Actually, the so-called resolution independence of WPF doesn't enable you to do anything you couldn't do before in Win32. It's just that it was a lot more work before. So the only real change here is one of develop effort - there's no change in the fundamental capabilities. (And that's true of everything in WPF actually. If you have several years of development time to spare, you can do everything WPF does by programming directly against DirectX APIs...)
WPF automatically takes into account the nominal DPI configuration. In Win32, if you want your application to be sensitive to the nominal DPI, you have to write additional code to make that happen, and you have to deal with various horrible layout issues if you want to avoid problems like text getting cropped with some DPIs. (Although now that we have GDI32-style text rendering in .NET 4, you can opt back into all those problems in WPF apps...)
So the answer to your question is essentially: no difference. WPF makes it much easier to take the DPI into account, but it doesn't enable any new behaviour here.
Fundamentally, WPF runs into exactly the same problems as classic Win32 apps for the simple reason that it has access to exactly the same information as classic Win32 apps. As the pages linked to in other answers here discuss, Windows usually has no idea what the DPI really is. Most of the time it'll tell you that the monitor is 96dpi.

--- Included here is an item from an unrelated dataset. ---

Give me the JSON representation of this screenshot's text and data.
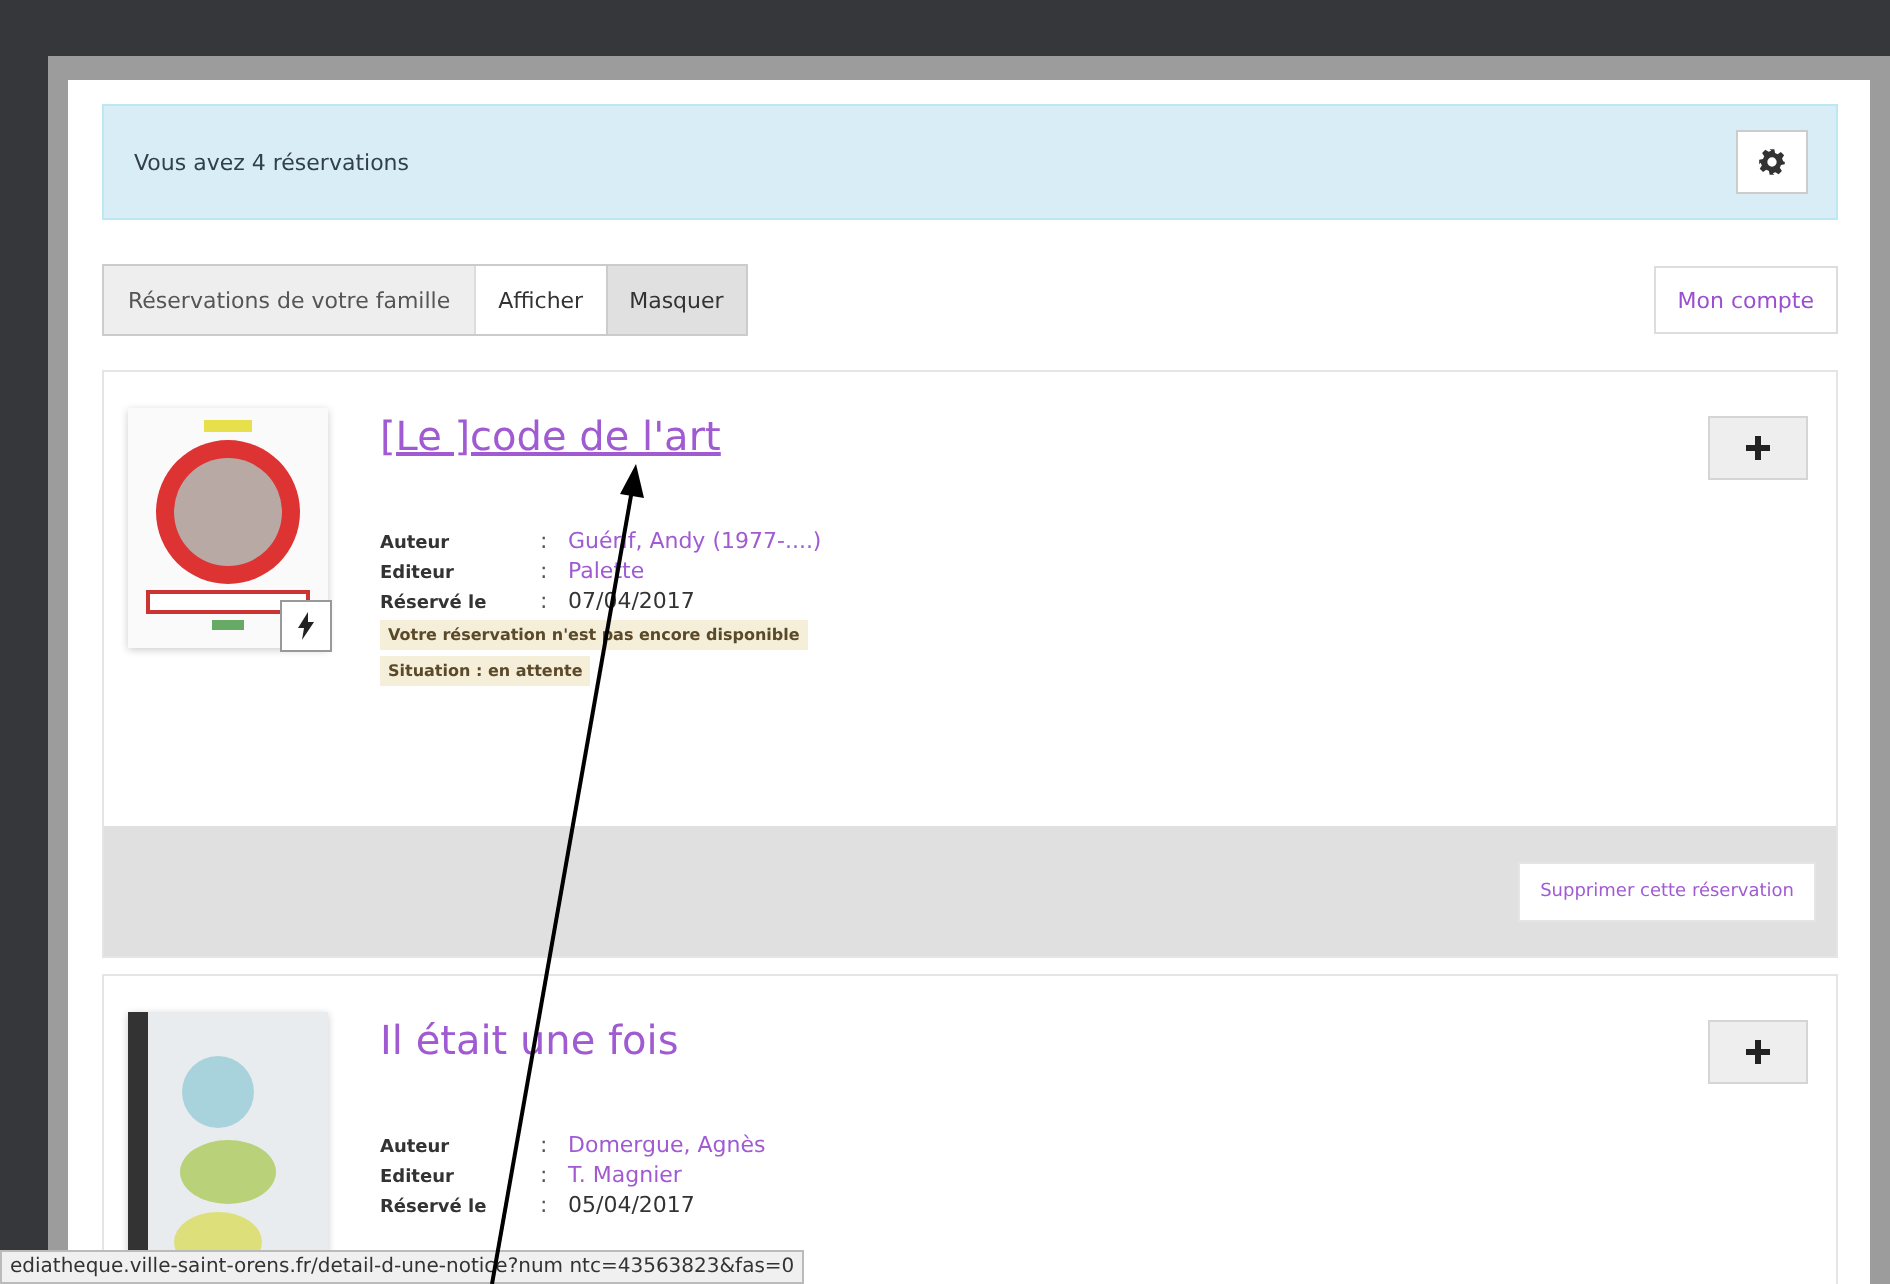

Well I've got 3 screens attached to my computer, and Windows is reporting 96dpi for all of them, even though none of them is really 96dpi, and they're not even all the same dpi in reality.
The bottom line is: Windows doesn't usually have any idea what the real DPI of your screen is. There's nothing WPF can do to overcome that. If there were a way for WPF to discover the real DPI, Win32 apps would be able to discover it too.